The “thriller genre” can be a bit of an oxymoron. Thrills are predicated on the unexpected, but genre is about playing to certain conventions. If you know the conventions, then you can’t be thrilled because you’re expecting what comes next. That’s not to say that all thrillers are inherently boring, but rather something more akin to the Taken movies where it’s oddly comforting rather than something that would genuinely get our adrenaline pumping. John Francis Daley & Jonathan Goldstein’s Game Night takes this premise and runs with it, consciously poking fun at the tropes of the thriller without ever going into outright spoof. The directors wisely approach their movie as if it were a thriller, and then let their cast and the situations unfold for amusement rather than excitement.
Max (Jason Bateman) and Annie (Rachel McAdams) bonded over their love of playing games, but their marriage has become bit strained over their inability to conceive. Their doctor speculates it could be due to stress, specifically Max’s stress regarding his confident, successful brother Brooks (Kyle Chandler). When Brooks invites Max and Annie along with their friends Ryan (Billy Magnussen), Michelle (Kylie Bunbury), Kevin (Lamorne Morris), and Ryan’s new date Sarah (Sharon Horgan) for a game night, he promises exciting thrills with the reward of his classic sports car for the winner. Brooks is then kidnapped, and the players must try to win the “game” only to discover that the situation is more authentic than it appears.
Although an immediate comparison that comes to mind is David Fincher’s The Game—a thriller where a guy can no longer tell the difference between an experiential game and true danger—Game Night is more reminiscent of 2016’s Keeping Up with the Joneses where clueless suburbanites accidentally get wrapped up in a dangerous situation. The key difference is that while Joneses is inexplicably PG-13, Game Night enjoys its R-rating and thriller aesthetic, which elevates the comedy above the level of sitcom.
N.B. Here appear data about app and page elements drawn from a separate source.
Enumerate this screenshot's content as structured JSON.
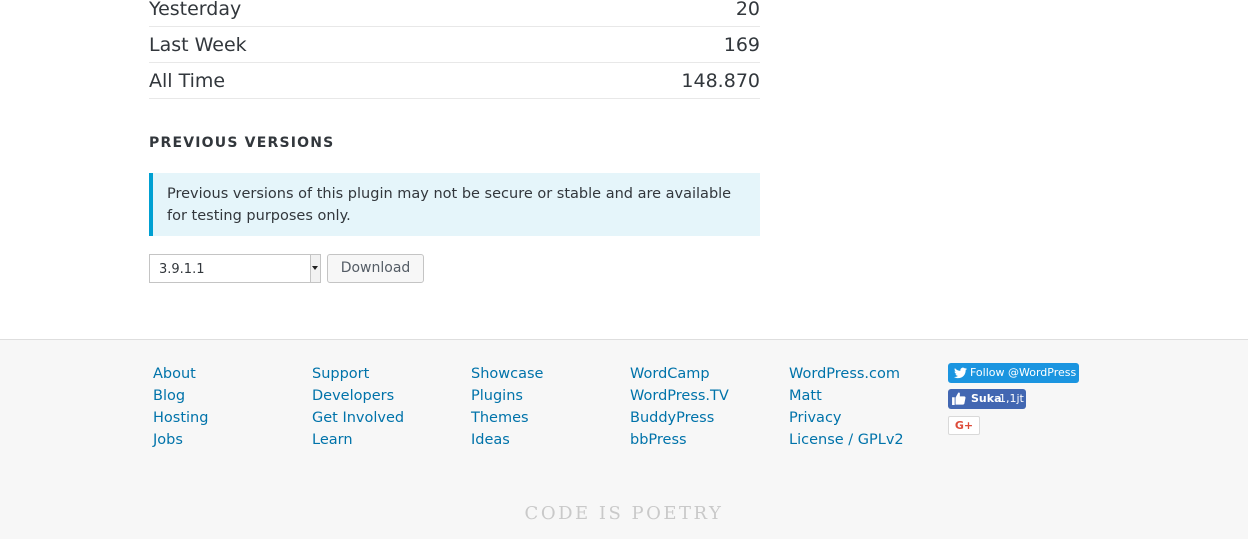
{
  "stats": [
    {
      "label": "Yesterday",
      "value": "20"
    },
    {
      "label": "Last Week",
      "value": "169"
    },
    {
      "label": "All Time",
      "value": "148.870"
    }
  ],
  "previous_versions": {
    "title": "PREVIOUS VERSIONS",
    "notice": "Previous versions of this plugin may not be secure or stable and are available for testing purposes only.",
    "selected_version": "3.9.1.1",
    "download_label": "Download"
  },
  "footer": {
    "columns": [
      [
        "About",
        "Blog",
        "Hosting",
        "Jobs"
      ],
      [
        "Support",
        "Developers",
        "Get Involved",
        "Learn"
      ],
      [
        "Showcase",
        "Plugins",
        "Themes",
        "Ideas"
      ],
      [
        "WordCamp",
        "WordPress.TV",
        "BuddyPress",
        "bbPress"
      ],
      [
        "WordPress.com",
        "Matt",
        "Privacy",
        "License / GPLv2"
      ]
    ],
    "twitter_label": "Follow @WordPress",
    "facebook_like_label": "Suka",
    "facebook_like_count": "1,1jt",
    "gplus_label": "G+",
    "tagline": "CODE IS POETRY"
  },
  "colors": {
    "link": "#0073aa",
    "notice_bg": "#e5f5fa",
    "notice_border": "#00a0d2",
    "twitter": "#1b95e0",
    "facebook": "#4267b2",
    "gplus": "#dd4b39"
  },
  "icons": [
    "twitter-bird-icon",
    "facebook-thumb-icon",
    "chevron-down-icon"
  ]
}
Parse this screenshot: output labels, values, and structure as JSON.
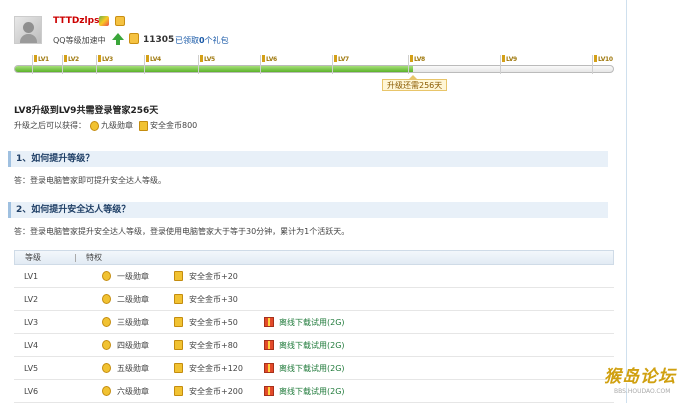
{
  "user": {
    "name": "TTTDzlps.",
    "accel_label": "QQ等级加速中",
    "score": "11305",
    "gift_prefix": "已领取",
    "gift_count": "0",
    "gift_suffix": "个礼包"
  },
  "progress": {
    "marks": [
      "LV1",
      "LV2",
      "LV3",
      "LV4",
      "LV5",
      "LV6",
      "LV7",
      "LV8",
      "LV9",
      "LV10"
    ],
    "fill_fraction": 0.665,
    "tooltip": "升级还需256天"
  },
  "info": {
    "title": "LV8升级到LV9共需登录管家256天",
    "reward_label": "升级之后可以获得：",
    "reward_medal": "九级勋章",
    "reward_coin": "安全金币800"
  },
  "sections": [
    {
      "heading": "1、如何提升等级？",
      "answer": "答：登录电脑管家即可提升安全达人等级。"
    },
    {
      "heading": "2、如何提升安全达人等级？",
      "answer": "答：登录电脑管家提升安全达人等级，登录使用电脑管家大于等于30分钟，累计为1个活跃天。"
    }
  ],
  "table": {
    "headers": [
      "等级",
      "特权"
    ],
    "rows": [
      {
        "level": "LV1",
        "medal": "一级勋章",
        "coin": "安全金币+20",
        "download": ""
      },
      {
        "level": "LV2",
        "medal": "二级勋章",
        "coin": "安全金币+30",
        "download": ""
      },
      {
        "level": "LV3",
        "medal": "三级勋章",
        "coin": "安全金币+50",
        "download": "离线下载试用(2G)"
      },
      {
        "level": "LV4",
        "medal": "四级勋章",
        "coin": "安全金币+80",
        "download": "离线下载试用(2G)"
      },
      {
        "level": "LV5",
        "medal": "五级勋章",
        "coin": "安全金币+120",
        "download": "离线下载试用(2G)"
      },
      {
        "level": "LV6",
        "medal": "六级勋章",
        "coin": "安全金币+200",
        "download": "离线下载试用(2G)"
      }
    ]
  },
  "watermark": {
    "main": "猴岛论坛",
    "sub": "BBS.HOUDAO.COM"
  }
}
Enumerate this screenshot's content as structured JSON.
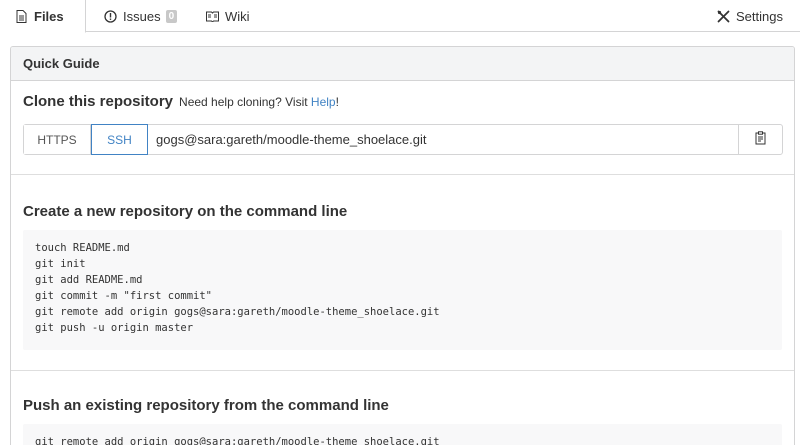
{
  "tabs": {
    "files": "Files",
    "issues": "Issues",
    "issues_count": "0",
    "wiki": "Wiki",
    "settings": "Settings"
  },
  "quick_guide": {
    "header": "Quick Guide",
    "clone": {
      "title": "Clone this repository",
      "help_prefix": "Need help cloning? Visit",
      "help_link": "Help",
      "help_suffix": "!",
      "https_label": "HTTPS",
      "ssh_label": "SSH",
      "url": "gogs@sara:gareth/moodle-theme_shoelace.git"
    },
    "new_repo": {
      "title": "Create a new repository on the command line",
      "commands": [
        "touch README.md",
        "git init",
        "git add README.md",
        "git commit -m \"first commit\"",
        "git remote add origin gogs@sara:gareth/moodle-theme_shoelace.git",
        "git push -u origin master"
      ]
    },
    "push_existing": {
      "title": "Push an existing repository from the command line",
      "commands": [
        "git remote add origin gogs@sara:gareth/moodle-theme_shoelace.git"
      ]
    }
  },
  "colors": {
    "link": "#4183c4",
    "border": "#d4d4d5",
    "header_bg": "#f3f4f5",
    "code_bg": "#f8f8f9"
  }
}
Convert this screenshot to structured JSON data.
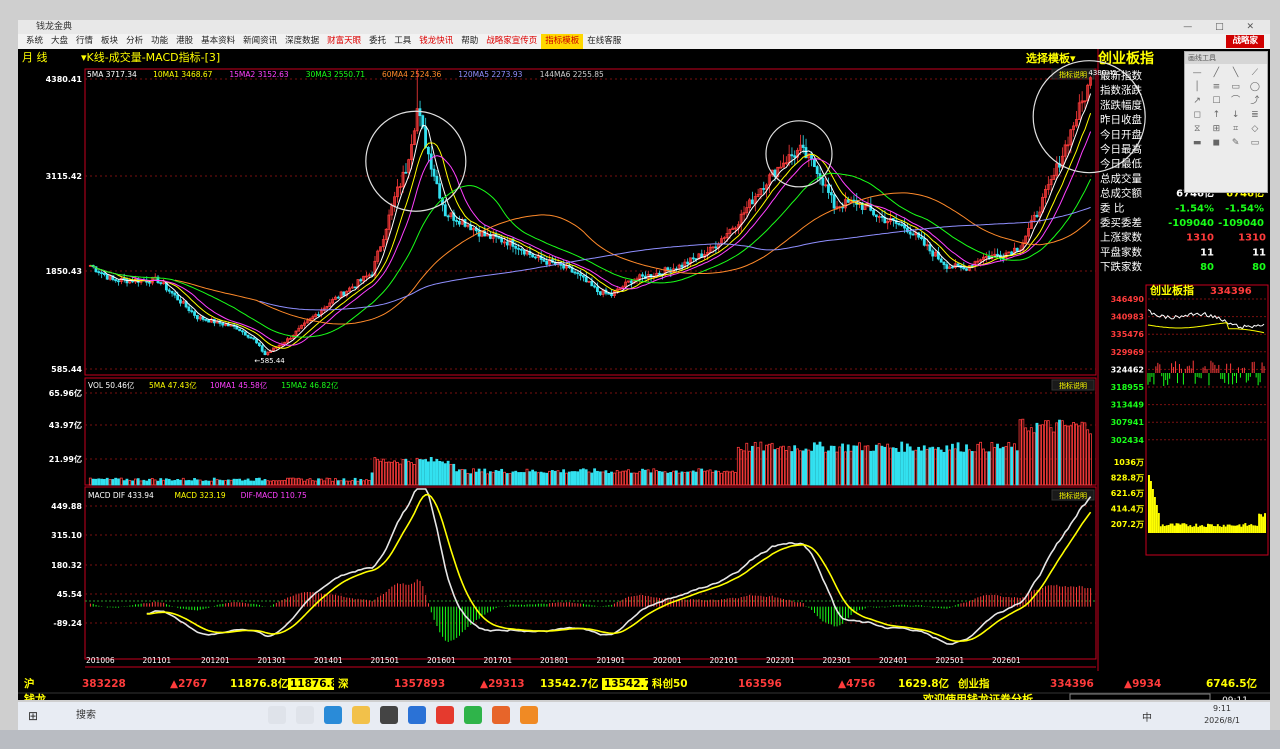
{
  "titlebar": {
    "app_title": "钱龙金典",
    "win_controls": "— □ ✕"
  },
  "menu": [
    "系统",
    "大盘",
    "行情",
    "板块",
    "分析",
    "功能",
    "港股",
    "基本资料",
    "新闻资讯",
    "深度数据",
    "财富天眼",
    "委托",
    "工具",
    "钱龙快讯",
    "帮助",
    "战略家宣传页",
    "指标模板",
    "在线客服"
  ],
  "menu_brand": "战略家",
  "header": {
    "period": "月 线",
    "chart_title": "K线-成交量-MACD指标-[3]",
    "template_btn": "选择模板",
    "index_name": "创业板指"
  },
  "colors": {
    "up": "#ff3b3b",
    "down": "#33e1f0",
    "bg": "#000000",
    "border": "#c8001e",
    "yellow": "#ffff00",
    "white": "#ffffff",
    "green": "#19ff19",
    "magenta": "#ff40ff"
  },
  "ma_legend": [
    {
      "label": "5MA 3717.34",
      "color": "#ffffff"
    },
    {
      "label": "10MA1 3468.67",
      "color": "#ffff00"
    },
    {
      "label": "15MA2 3152.63",
      "color": "#ff40ff"
    },
    {
      "label": "30MA3 2550.71",
      "color": "#19ff19"
    },
    {
      "label": "60MA4 2524.36",
      "color": "#ff8a2a"
    },
    {
      "label": "120MA5 2273.93",
      "color": "#8f8fff"
    },
    {
      "label": "144MA6 2255.85",
      "color": "#cccccc"
    }
  ],
  "vol_legend": [
    {
      "label": "VOL 50.46亿",
      "color": "#ffffff"
    },
    {
      "label": "5MA 47.43亿",
      "color": "#ffff00"
    },
    {
      "label": "10MA1 45.58亿",
      "color": "#ff40ff"
    },
    {
      "label": "15MA2 46.82亿",
      "color": "#19ff19"
    }
  ],
  "macd_legend": [
    {
      "label": "MACD DIF 433.94",
      "color": "#ffffff"
    },
    {
      "label": "MACD 323.19",
      "color": "#ffff00"
    },
    {
      "label": "DIF-MACD 110.75",
      "color": "#ff40ff"
    }
  ],
  "indicator_btn": "指标说明",
  "price_axis": [
    "4380.41",
    "3115.42",
    "1850.43",
    "585.44"
  ],
  "vol_axis": [
    "65.96亿",
    "43.97亿",
    "21.99亿"
  ],
  "macd_axis": [
    "449.88",
    "315.10",
    "180.32",
    "45.54",
    "-89.24"
  ],
  "x_axis": [
    "201006",
    "201101",
    "201201",
    "201301",
    "201401",
    "201501",
    "201601",
    "201701",
    "201801",
    "201901",
    "202001",
    "202101",
    "202201",
    "202301",
    "202401",
    "202501",
    "202601"
  ],
  "annotations": {
    "high_label": "4380.41",
    "low_label": "585.44"
  },
  "quote": {
    "rows": [
      {
        "label": "最新指数",
        "value": "",
        "value2": ""
      },
      {
        "label": "指数涨跌",
        "value": "",
        "value2": ""
      },
      {
        "label": "涨跌幅度",
        "value": "",
        "value2": ""
      },
      {
        "label": "昨日收盘",
        "value": "",
        "value2": ""
      },
      {
        "label": "今日开盘",
        "value": "",
        "value2": ""
      },
      {
        "label": "今日最高",
        "value": "",
        "value2": ""
      },
      {
        "label": "今日最低",
        "value": "",
        "value2": ""
      },
      {
        "label": "总成交量",
        "value": "",
        "value2": ""
      },
      {
        "label": "总成交额",
        "value": "6746亿",
        "value2": ""
      },
      {
        "label": "委 比",
        "value": "-1.54%",
        "value2": ""
      },
      {
        "label": "委买委差",
        "value": "-109040",
        "value2": ""
      },
      {
        "label": "上涨家数",
        "value": "1310",
        "value2": "1310"
      },
      {
        "label": "平盘家数",
        "value": "11",
        "value2": "11"
      },
      {
        "label": "下跌家数",
        "value": "80",
        "value2": "80"
      }
    ]
  },
  "intraday": {
    "title": "创业板指",
    "last": "334396",
    "price_axis": [
      "346490",
      "340983",
      "335476",
      "329969",
      "324462",
      "318955",
      "313449",
      "307941",
      "302434"
    ],
    "vol_axis": [
      "1036万",
      "828.8万",
      "621.6万",
      "414.4万",
      "207.2万"
    ]
  },
  "tool_panel": {
    "title": "画线工具"
  },
  "status_bar": {
    "sh_label": "沪",
    "sh_value": "383228",
    "sh_change": "▲2767",
    "sh_amount": "11876.8亿",
    "sh_amount_box": "11876.8亿",
    "sz_label": "深",
    "sz_value": "1357893",
    "sz_change": "▲29313",
    "sz_amount": "13542.7亿",
    "sz_amount_box": "13542.7亿",
    "kc_label": "科创50",
    "kc_value": "163596",
    "kc_change": "▲4756",
    "kc_amount": "1629.8亿",
    "cy_label": "创业指",
    "cy_value": "334396",
    "cy_change": "▲9934",
    "cy_amount": "6746.5亿"
  },
  "bottom": {
    "logo": "钱龙",
    "welcome": "欢迎使用钱龙证券分析",
    "time": "09:11"
  },
  "taskbar": {
    "search": "搜索",
    "time": "9:11",
    "date": "2026/8/1",
    "ime": "中"
  }
}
Daley & Goldstein lean heavily into the thriller aspects of the story, which creates a nice juxtaposition with the comedy. It’s not so much that they’re mocking thrillers as much as it’s just funnier when you have people who are completely outmatched by their circumstances. Even when the players discover that it’s not a simple game night, you still get good reactions as they attempt to stage heists, outrun killers, and do the things one would typically expect of someone like Liam Neeson in these movies. Granted, the more the film has to rely on plot rather than just comical situations, the weaker it gets because the plot is kind of an afterthought to the squabbles the characters have.
The directors also show they’re unafraid to let jokes go on longer than some would deem necessary, having the confidence that the premise is funny enough that the audience will stay on board. When Ryan, the pretty, dumb one of the group, tries to bribe someone, he keeps slowly sliding small bills across the table. Some directors would cut off the joke after the first couple of bills, but Daley & Goldstein carry it through until Ryan’s wallet is empty. For some viewers, this may take too long, but for me, it goes from funny, to a little much, and back around to funny again, which is the usual comic trajectory in Game Night.
I’d also be remiss if I didn’t praise Jesse Plemmons, who plays Max and Annie’s creepy neighbor Gary. Gary used to be part of Game Night until his wife Debbie divorced him, and since Max and Annie liked Debbie and not Gary, they’ve gone to great lengths to exclude him. Plemmons plays the role perfectly with a detached deadpan, and great little touches like referring to popcorn as “popped corn.” Daley & Goldstein also make the most of his scenes as if they stumbled into an episode of Hannibal where every time Gary speaks, the camera slowly pushes in, like we’re prey being drawn into a predator’s lair. Keep in mind, this is also a movie where Jason Bateman accidentally drenches Gary’s dog in blood.
Trying to walk that tightrope between thriller and comedy doesn’t always work for Game Night, and there are times where it seems like the movie can’t really sustain its premise so the directors are stretching things out in the hopes that the humor will carry the day (and thankfully, it usually does). There are few painfully funny moments in Game Night outside of the scenes with Gary, but it also showcases the offbeat humor Daley & Goldstein excel at. Game Night may not be a film you’ll play again and again, but it’s certainly fun on the first go-round.